Cockayne syndrome B protein stimulates apurinic endonuclease 1 activity and protects against agents that introduce base excision repair intermediates


The Cockayne syndrome B (CSB) protein—defective in a majority of patients suffering from the rare autosomal disorder CS—is a member of the SWI2/SNF2 family with roles in DNA repair and transcription. We demonstrate herein that purified recombinant CSB and the major human apurinic/apyrimidinic (AP) endonuclease, APE1, physically and functionally interact. CSB stimulates the AP site incision activity of APE1 on normal (i.e. fully paired) and bubble AP–DNA substrates, with the latter being more pronounced (up to 6-fold). This activation is ATP-independent, and specific for the human CSB and full-length APE1 protein, as no CSB-dependent stimulation was observed with Escherichia coli endonuclease IV or an N-terminal truncated APE1 fragment. CSB and APE1 were also found in a common protein complex in human cell extracts, and recombinant CSB, when added back to CSB-deficient whole cell extracts, resulted in increased total AP site incision capacity.
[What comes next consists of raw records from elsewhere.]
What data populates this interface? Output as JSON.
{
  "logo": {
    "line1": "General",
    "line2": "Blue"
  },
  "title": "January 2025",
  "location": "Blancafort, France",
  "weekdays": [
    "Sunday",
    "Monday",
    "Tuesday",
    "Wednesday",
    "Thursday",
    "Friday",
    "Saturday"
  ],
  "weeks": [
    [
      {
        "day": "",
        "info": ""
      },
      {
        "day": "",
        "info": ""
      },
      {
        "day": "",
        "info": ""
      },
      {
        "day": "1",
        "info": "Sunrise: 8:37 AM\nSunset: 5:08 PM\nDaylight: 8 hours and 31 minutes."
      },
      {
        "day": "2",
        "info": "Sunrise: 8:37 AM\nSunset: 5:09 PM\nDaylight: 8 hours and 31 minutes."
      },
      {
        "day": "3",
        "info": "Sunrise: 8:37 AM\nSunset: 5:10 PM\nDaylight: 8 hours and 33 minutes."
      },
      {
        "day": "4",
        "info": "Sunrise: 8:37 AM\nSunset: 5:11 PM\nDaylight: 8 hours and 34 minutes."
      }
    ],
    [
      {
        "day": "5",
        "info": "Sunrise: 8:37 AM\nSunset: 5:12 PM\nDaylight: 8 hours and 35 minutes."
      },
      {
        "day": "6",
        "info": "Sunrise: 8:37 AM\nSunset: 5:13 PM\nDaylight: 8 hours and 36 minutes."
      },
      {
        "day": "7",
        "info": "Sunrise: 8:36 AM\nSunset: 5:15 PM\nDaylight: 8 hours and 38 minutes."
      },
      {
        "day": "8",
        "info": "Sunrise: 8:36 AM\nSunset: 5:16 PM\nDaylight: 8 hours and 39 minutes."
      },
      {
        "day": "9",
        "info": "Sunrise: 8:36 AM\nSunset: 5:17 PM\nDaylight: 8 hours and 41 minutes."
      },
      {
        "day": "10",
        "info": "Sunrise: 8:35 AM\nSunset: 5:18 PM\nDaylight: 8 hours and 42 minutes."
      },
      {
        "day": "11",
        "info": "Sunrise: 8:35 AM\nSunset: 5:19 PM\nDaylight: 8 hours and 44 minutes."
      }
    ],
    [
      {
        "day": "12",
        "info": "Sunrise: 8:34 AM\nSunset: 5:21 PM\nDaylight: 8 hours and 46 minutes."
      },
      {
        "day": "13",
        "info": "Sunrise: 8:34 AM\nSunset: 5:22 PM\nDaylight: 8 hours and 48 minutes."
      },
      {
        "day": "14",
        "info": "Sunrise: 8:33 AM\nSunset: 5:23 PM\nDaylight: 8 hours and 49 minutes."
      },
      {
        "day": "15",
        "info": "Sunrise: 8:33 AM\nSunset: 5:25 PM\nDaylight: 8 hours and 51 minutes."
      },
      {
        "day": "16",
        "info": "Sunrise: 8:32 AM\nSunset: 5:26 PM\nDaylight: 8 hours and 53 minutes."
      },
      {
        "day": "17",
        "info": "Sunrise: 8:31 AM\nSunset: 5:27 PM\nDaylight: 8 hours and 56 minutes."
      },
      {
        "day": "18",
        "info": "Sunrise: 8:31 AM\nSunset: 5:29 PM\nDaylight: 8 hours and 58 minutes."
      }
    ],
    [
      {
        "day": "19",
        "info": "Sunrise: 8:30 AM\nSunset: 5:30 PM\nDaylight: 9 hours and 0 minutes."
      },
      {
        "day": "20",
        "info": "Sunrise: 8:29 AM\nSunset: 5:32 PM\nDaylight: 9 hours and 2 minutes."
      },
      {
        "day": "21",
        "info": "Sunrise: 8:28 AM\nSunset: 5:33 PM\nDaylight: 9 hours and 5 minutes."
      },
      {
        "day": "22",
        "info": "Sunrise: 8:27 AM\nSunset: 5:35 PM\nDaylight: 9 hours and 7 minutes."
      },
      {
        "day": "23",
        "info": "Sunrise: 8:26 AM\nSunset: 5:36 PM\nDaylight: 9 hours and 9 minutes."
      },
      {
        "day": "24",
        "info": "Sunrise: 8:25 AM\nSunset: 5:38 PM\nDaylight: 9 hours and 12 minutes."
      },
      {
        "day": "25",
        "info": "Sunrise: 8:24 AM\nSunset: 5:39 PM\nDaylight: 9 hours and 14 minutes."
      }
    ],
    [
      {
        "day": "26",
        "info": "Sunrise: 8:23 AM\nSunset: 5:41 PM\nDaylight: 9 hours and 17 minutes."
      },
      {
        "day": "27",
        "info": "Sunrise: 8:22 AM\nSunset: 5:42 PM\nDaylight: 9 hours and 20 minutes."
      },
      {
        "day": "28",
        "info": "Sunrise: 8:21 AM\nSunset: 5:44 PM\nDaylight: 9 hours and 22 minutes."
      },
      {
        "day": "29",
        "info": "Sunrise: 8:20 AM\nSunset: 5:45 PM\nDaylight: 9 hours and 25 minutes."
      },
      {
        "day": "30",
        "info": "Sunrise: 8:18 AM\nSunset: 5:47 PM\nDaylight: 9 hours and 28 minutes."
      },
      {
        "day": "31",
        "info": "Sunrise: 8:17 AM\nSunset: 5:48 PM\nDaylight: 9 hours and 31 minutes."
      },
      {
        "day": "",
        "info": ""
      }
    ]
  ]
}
Moreover, human fibroblasts defective in CSB were found to be hypersensitive to both methyl methanesulfonate (MMS) and 5-hydroxymethyl-2′-deoxyuridine, agents that introduce base excision repair (BER) DNA substrates/intermediates.